The city of Lecce is famous for it’s Barroco architecture : it has been named the Florence of the south.
Lecce is located in the southern part of the heel, halfway between Brindisi and Otranto. The city has been dubbed the Florence of Baroque.
Because of the soft limestone that’s easy to work, Lecce became the center for the ornate architecture called the barocco leccese and the city is filled with Baroque monuments.
Lecce has a provincial charm. The churches are quiet, but this is a university town, with a buzz in the bars, pastry shops and bookstores.
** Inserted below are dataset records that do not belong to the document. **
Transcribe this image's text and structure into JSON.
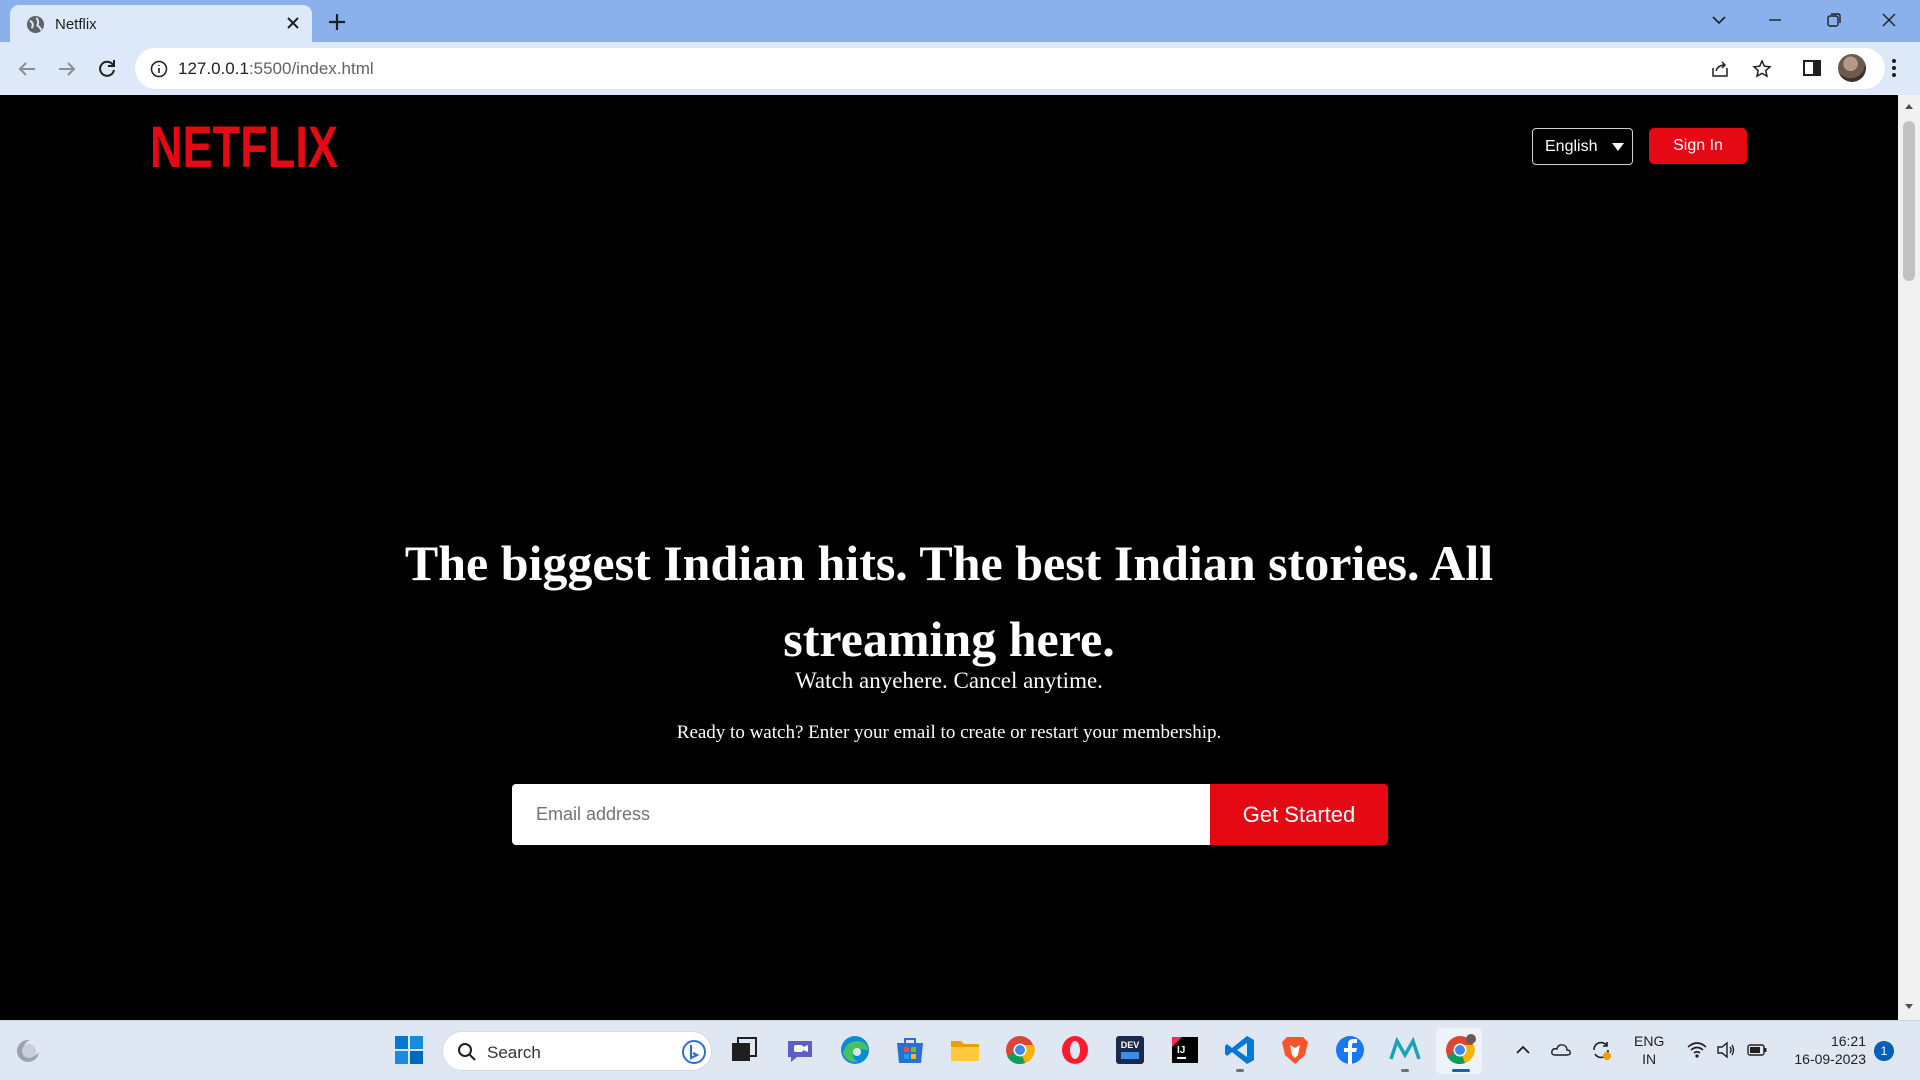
{
  "browser": {
    "tab_title": "Netflix",
    "url_host": "127.0.0.1",
    "url_path": ":5500/index.html"
  },
  "header": {
    "logo_text": "NETFLIX",
    "language_selected": "English",
    "signin_label": "Sign In"
  },
  "hero": {
    "title": "The biggest Indian hits. The best Indian stories. All streaming here.",
    "subtitle": "Watch anyehere. Cancel anytime.",
    "cta_text": "Ready to watch? Enter your email to create or restart your membership.",
    "email_placeholder": "Email address",
    "get_started_label": "Get Started"
  },
  "taskbar": {
    "search_label": "Search",
    "lang_line1": "ENG",
    "lang_line2": "IN",
    "time": "16:21",
    "date": "16-09-2023",
    "notification_count": "1"
  },
  "colors": {
    "brand_red": "#e50914",
    "page_bg": "#000000",
    "tab_strip": "#8ab1ec"
  }
}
Lecce’s architectural history can be surveyed in one sweep across the main piazza, Saint Oronzo. Towering above the scene is a statue of Lecce’s patron saint (Saint Oronzo) perched atop a 25-metre-high marble pillar from Roman times that had been one of two marking the end of the Appian way, stretching across Italy to Brindisi.
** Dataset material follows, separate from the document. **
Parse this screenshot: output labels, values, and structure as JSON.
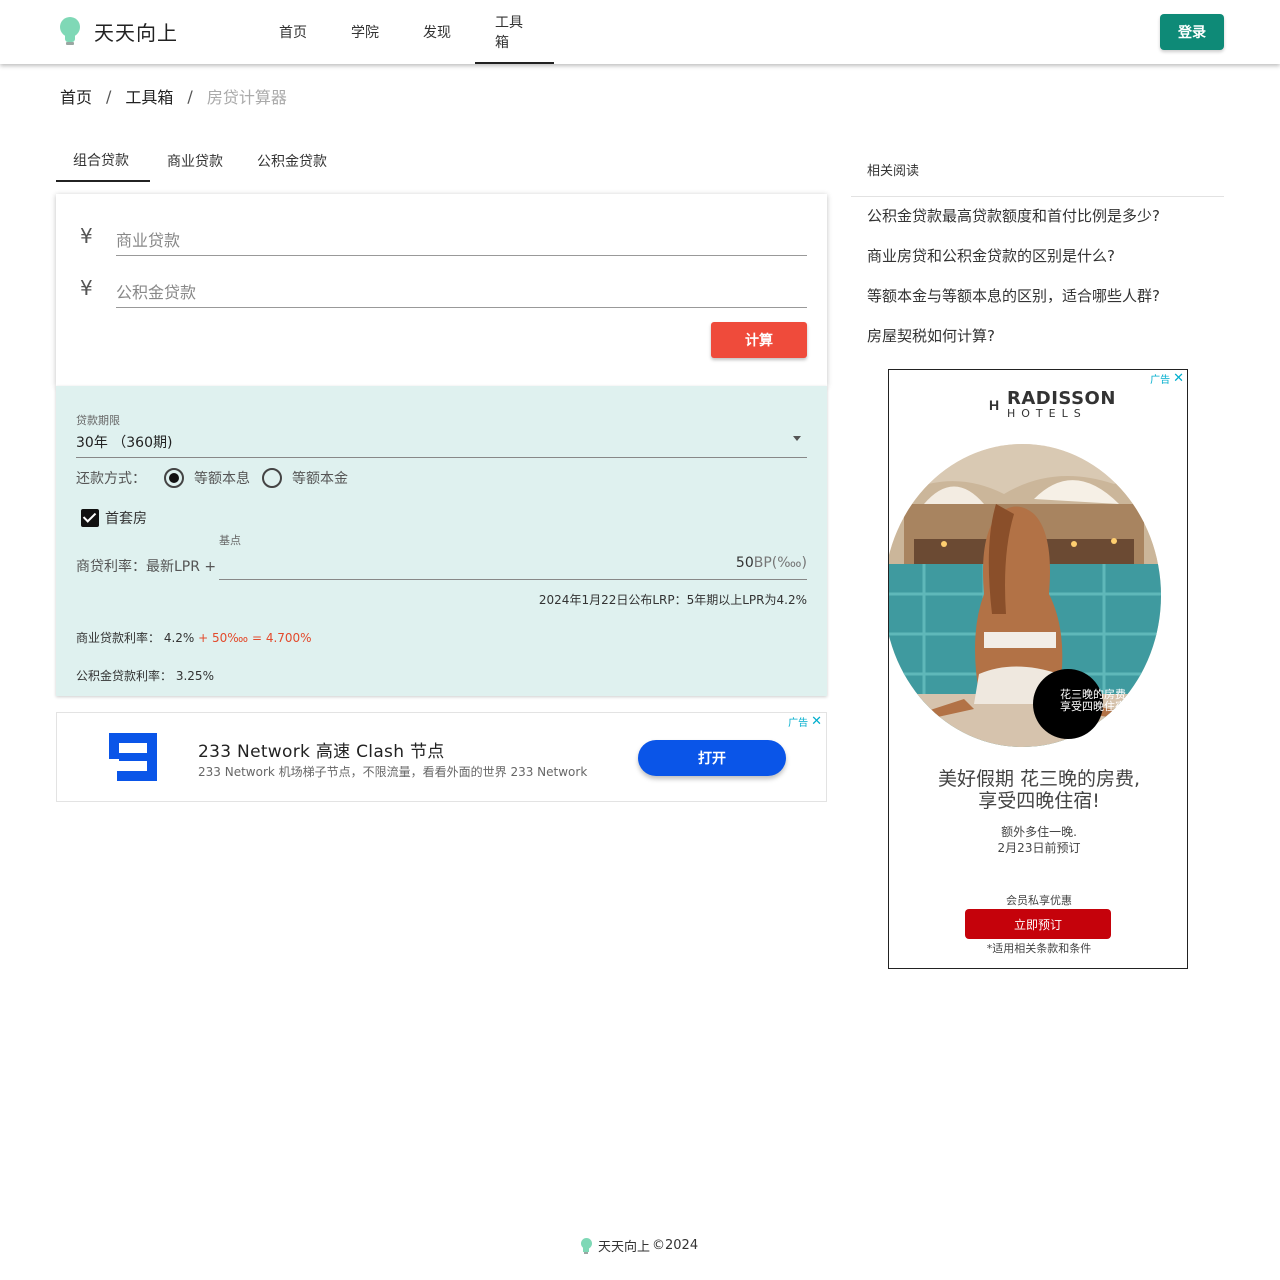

Next to the square is the half-uncovered Roman amphitheater, which was once big enough to seat up to 15,000 people. It was discovered in 1908, having been lost in the 1500s. Excavations were carried out under Mussolini, who was intent on rebuilding a national sense of empire. In the process, the renaissance-era town hall on the square’s edge was demolished, and municipal buildings erected instead.
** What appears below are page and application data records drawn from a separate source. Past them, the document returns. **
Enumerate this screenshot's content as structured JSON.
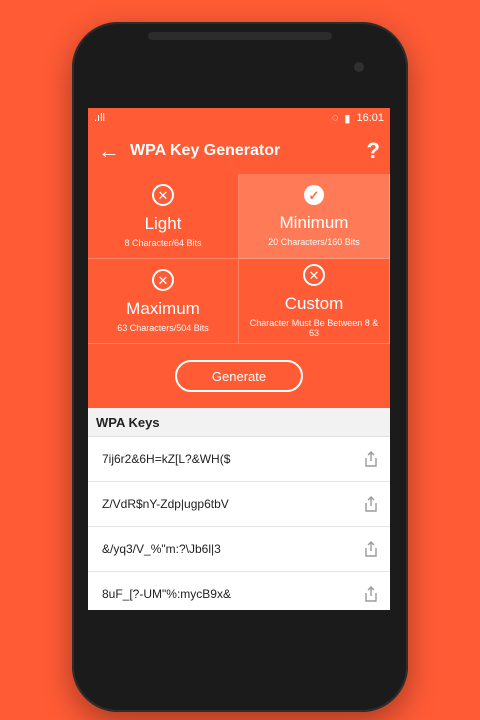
{
  "status_bar": {
    "signal": ".ıll",
    "time": "16:01"
  },
  "appbar": {
    "title": "WPA Key Generator",
    "back_icon": "←",
    "help_icon": "?"
  },
  "options": [
    {
      "name": "Light",
      "desc": "8 Character/64 Bits",
      "selected": false
    },
    {
      "name": "Minimum",
      "desc": "20 Characters/160 Bits",
      "selected": true
    },
    {
      "name": "Maximum",
      "desc": "63 Characters/504 Bits",
      "selected": false
    },
    {
      "name": "Custom",
      "desc": "Character Must Be Between 8 & 63",
      "selected": false
    }
  ],
  "generate_label": "Generate",
  "keys_title": "WPA Keys",
  "keys": [
    "7ij6r2&6H=kZ[L?&WH($",
    "Z/VdR$nY-Zdp|ugp6tbV",
    "&/yq3/V_%\"m:?\\Jb6l|3",
    "8uF_[?-UM\"%:mycB9x&"
  ],
  "colors": {
    "accent": "#FF5B35",
    "selected": "#FF7B58"
  }
}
And last but not least, Basilica of Santa Croce, on Via Umberto I, has a richly decorated facade and is considered the emblem of the city .